Sermons on Mark
Miracles were integral parts of Jesus’ ministry. In one account, Jesus walks us through the simplicity of what is required for their occurrence and the pathway for surrendering into this deepening of faith.
Today we explore ways we can get “off course” from the true intention of Sabbath and reorient ourselves…away from “measuring up” and toward “measuring” that which is truly valuable from the perspective of Sabbath rest.
Through the story of Judas we are reminded that we grow in faith in many different ways.
This week we are exploring the story of Mary Magdalene with guest speaker and Sunday School Director, Dart Rhoades.
This section of Mark is known as “apocalyptic” and it points our hearts, minds and spirits to that which God is revealing in our midst.
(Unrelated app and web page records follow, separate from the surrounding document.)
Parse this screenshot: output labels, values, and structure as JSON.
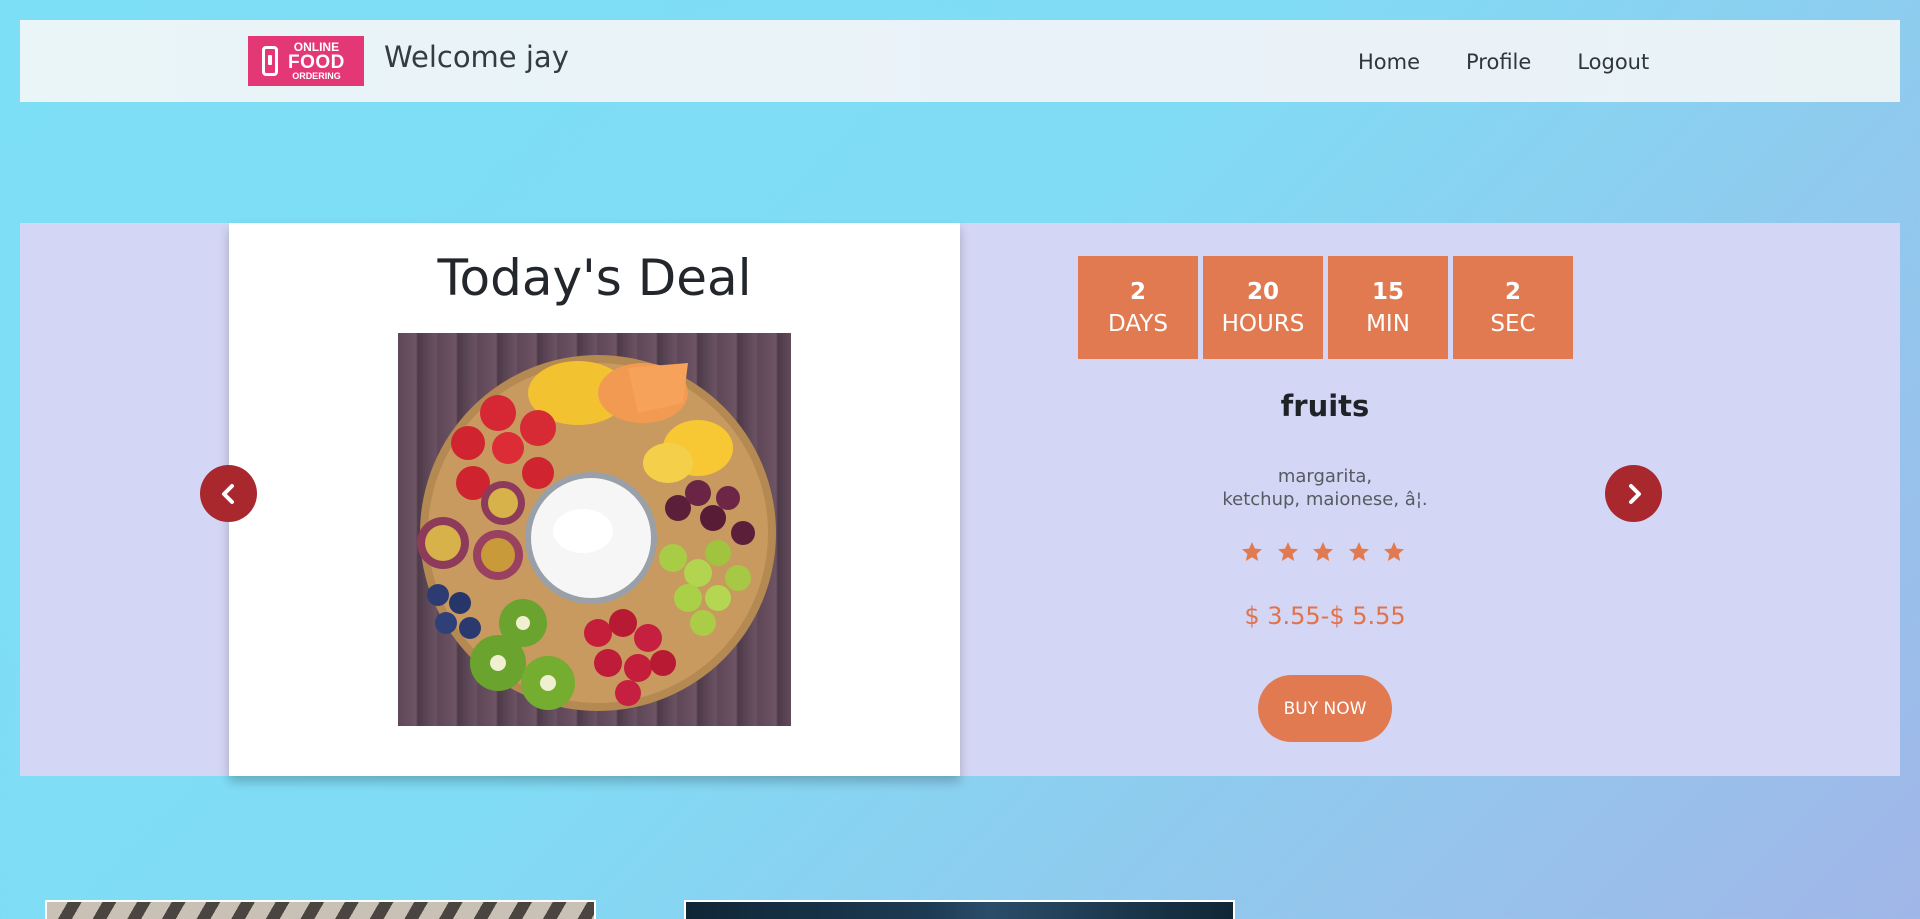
{
  "header": {
    "logo": {
      "line1": "ONLINE",
      "line2": "FOOD",
      "line3": "ORDERING",
      "color": "#e43876"
    },
    "welcome": "Welcome jay",
    "nav": [
      {
        "label": "Home"
      },
      {
        "label": "Profile"
      },
      {
        "label": "Logout"
      }
    ]
  },
  "deal": {
    "title": "Today's Deal",
    "image_icon": "fruit-platter-image",
    "countdown": [
      {
        "value": "2",
        "label": "DAYS"
      },
      {
        "value": "20",
        "label": "HOURS"
      },
      {
        "value": "15",
        "label": "MIN"
      },
      {
        "value": "2",
        "label": "SEC"
      }
    ],
    "name": "fruits",
    "description_line1": "margarita,",
    "description_line2": "ketchup, maionese, â¦.",
    "rating": 5,
    "rating_max": 5,
    "price": "$ 3.55-$ 5.55",
    "buy_label": "BUY NOW",
    "prev_icon": "chevron-left-icon",
    "next_icon": "chevron-right-icon"
  },
  "colors": {
    "accent": "#e27a51",
    "arrow": "#a8282d",
    "section_bg": "#d3d6f4"
  }
}
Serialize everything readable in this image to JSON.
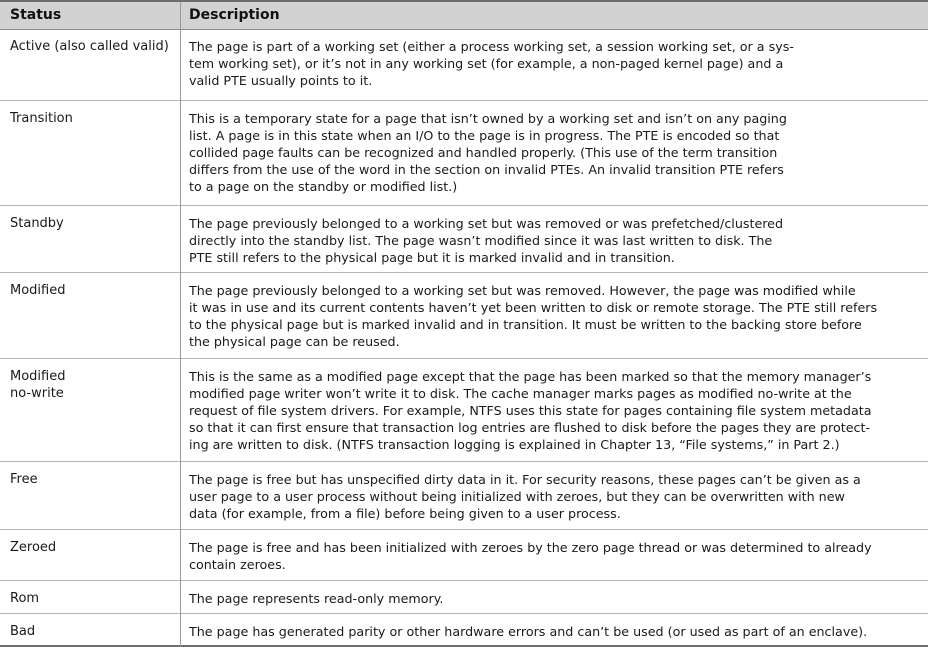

It encourages us to ponder if and how God is afoot—with life, hope, promise—even in times when things appear to be falling apart.
As Christians, we speak about love, we sing about love, we pray about love, we talk about love…the word love is so familiar and embedded in every aspect of our faith that it’s possible to hear the Great Commandment and miss the truly radical and life-altering nature of this divine call!
Our scripture reading for Sunday draws us into the world of Bartimaeus, a blind man begging on the streets, whose encounter with Jesus not only changed him but the entire community around him.
Ken Brown, our Lay Leader and Church Council Chair, will be offering the sermon this week. We are so blessed to have Ken’s leadership each and every day and I know we will be inspired by his words and witness this Sunday!
Today’s scripture passage from Mark highlights an age old challenge for people of faith…where and how we draw the circle of who is on the inside and who is on the outside. While we might like to believe that our circle is always wide open, the truth is that we struggle at times with “us” and “them.”
None of us covet “last place” and many of us, understandably, hope for “first.” But this week Jesus turns that notion upside down, talking in apparent circles…last is first and first is last.